Finding the best mortgage rate for your area and for a person with your credit score has never been easier — in fact, you can get personalized mortgage rates on the table above. You’ll just need to answer a short questionnaire, and we’ll help you find and compare the lowest rates from a variety of trusted lenders.
What is an interest-only mortgage?+
An interest-only mortgage allows borrowers to pay only the cost of their loan for a set period of time, often five to 10 years. When that term is up and it’s time to start paying the loan principal, too, the monthly payments can balloon.
What is a mortgage interest rate lock?+
Mortgage rates can change constantly. Not weekly, not daily, but from hour to hour. Locking, or committing to, a rate with your mortgage lender guarantees that you’ll pay that rate for as long as the lock remains in place — regardless of what happens to rates in the marketplace during that time. Locking ensures your mortgage rate won't increase, even if interest rates skyrocket.
Anything else I can do to lower my mortgage rate?+

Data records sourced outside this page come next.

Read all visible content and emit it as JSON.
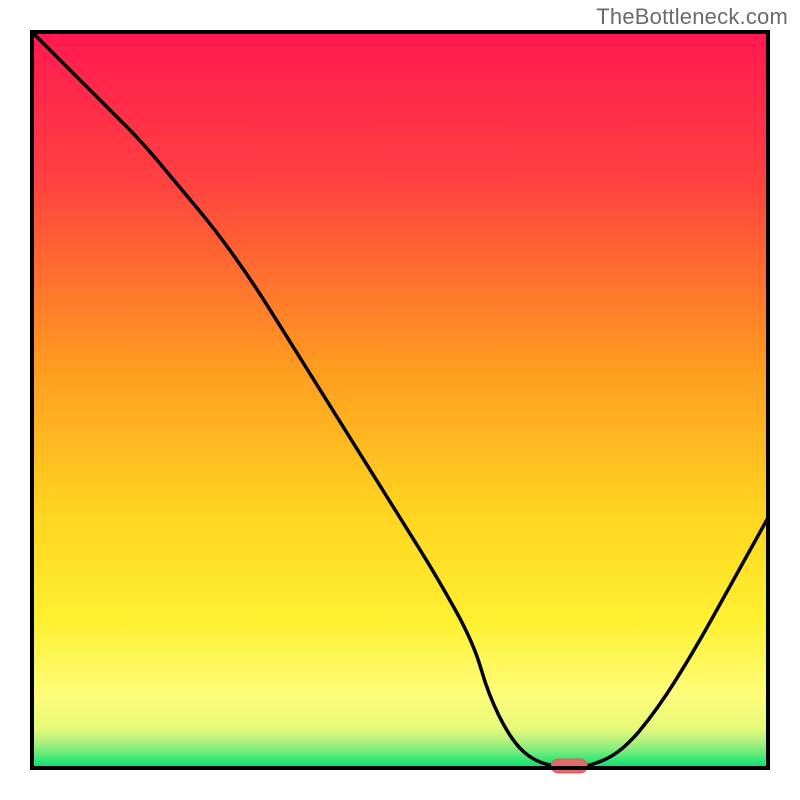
{
  "watermark": "TheBottleneck.com",
  "chart_data": {
    "type": "line",
    "title": "",
    "xlabel": "",
    "ylabel": "",
    "xlim": [
      0,
      100
    ],
    "ylim": [
      0,
      100
    ],
    "x": [
      0,
      5,
      10,
      15,
      20,
      25,
      30,
      35,
      40,
      45,
      50,
      55,
      60,
      62,
      65,
      68,
      72,
      75,
      80,
      85,
      90,
      95,
      100
    ],
    "values": [
      100,
      95,
      90,
      85,
      79,
      73,
      66,
      58,
      50,
      42,
      34,
      26,
      17,
      10,
      4,
      1,
      0,
      0,
      2,
      8,
      16,
      25,
      34
    ],
    "minimum_marker": {
      "x": 73,
      "y": 0
    },
    "background": {
      "type": "gradient",
      "stops": [
        {
          "pos": 0.0,
          "color": "#ff1950"
        },
        {
          "pos": 0.2,
          "color": "#ff4040"
        },
        {
          "pos": 0.45,
          "color": "#ff9a20"
        },
        {
          "pos": 0.65,
          "color": "#ffd420"
        },
        {
          "pos": 0.8,
          "color": "#fff030"
        },
        {
          "pos": 0.9,
          "color": "#fdfd7a"
        },
        {
          "pos": 0.945,
          "color": "#e8f978"
        },
        {
          "pos": 0.965,
          "color": "#aef080"
        },
        {
          "pos": 0.985,
          "color": "#4ce978"
        },
        {
          "pos": 1.0,
          "color": "#00e070"
        }
      ]
    },
    "colors": {
      "frame": "#000000",
      "curve": "#000000",
      "marker_fill": "#e46a6a",
      "marker_stroke": "#d85a5a"
    }
  }
}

You bet there is. By paying fees called discount points, you can effectively “buy down the rate” of your loan. A point will cost you 1% of your loan’s overall value, which puts this strategy out of reach for many buyers. But each point you purchase decreases your interest rate by one-quarter of 1 percentage point (0.25) for the life of your loan. You can buy multiple points or even fractional points, depending on what you can afford. You’ll need to pay for them at closing, along with your other closing costs.
Where are mortgage rates headed this week?
Mortgage rates can vary considerably from week to week, so it pays to pay attention. Keep your finger on the pulse — and learn strategies to save thousands on your home loan — with our weekly mortgage rates coverage.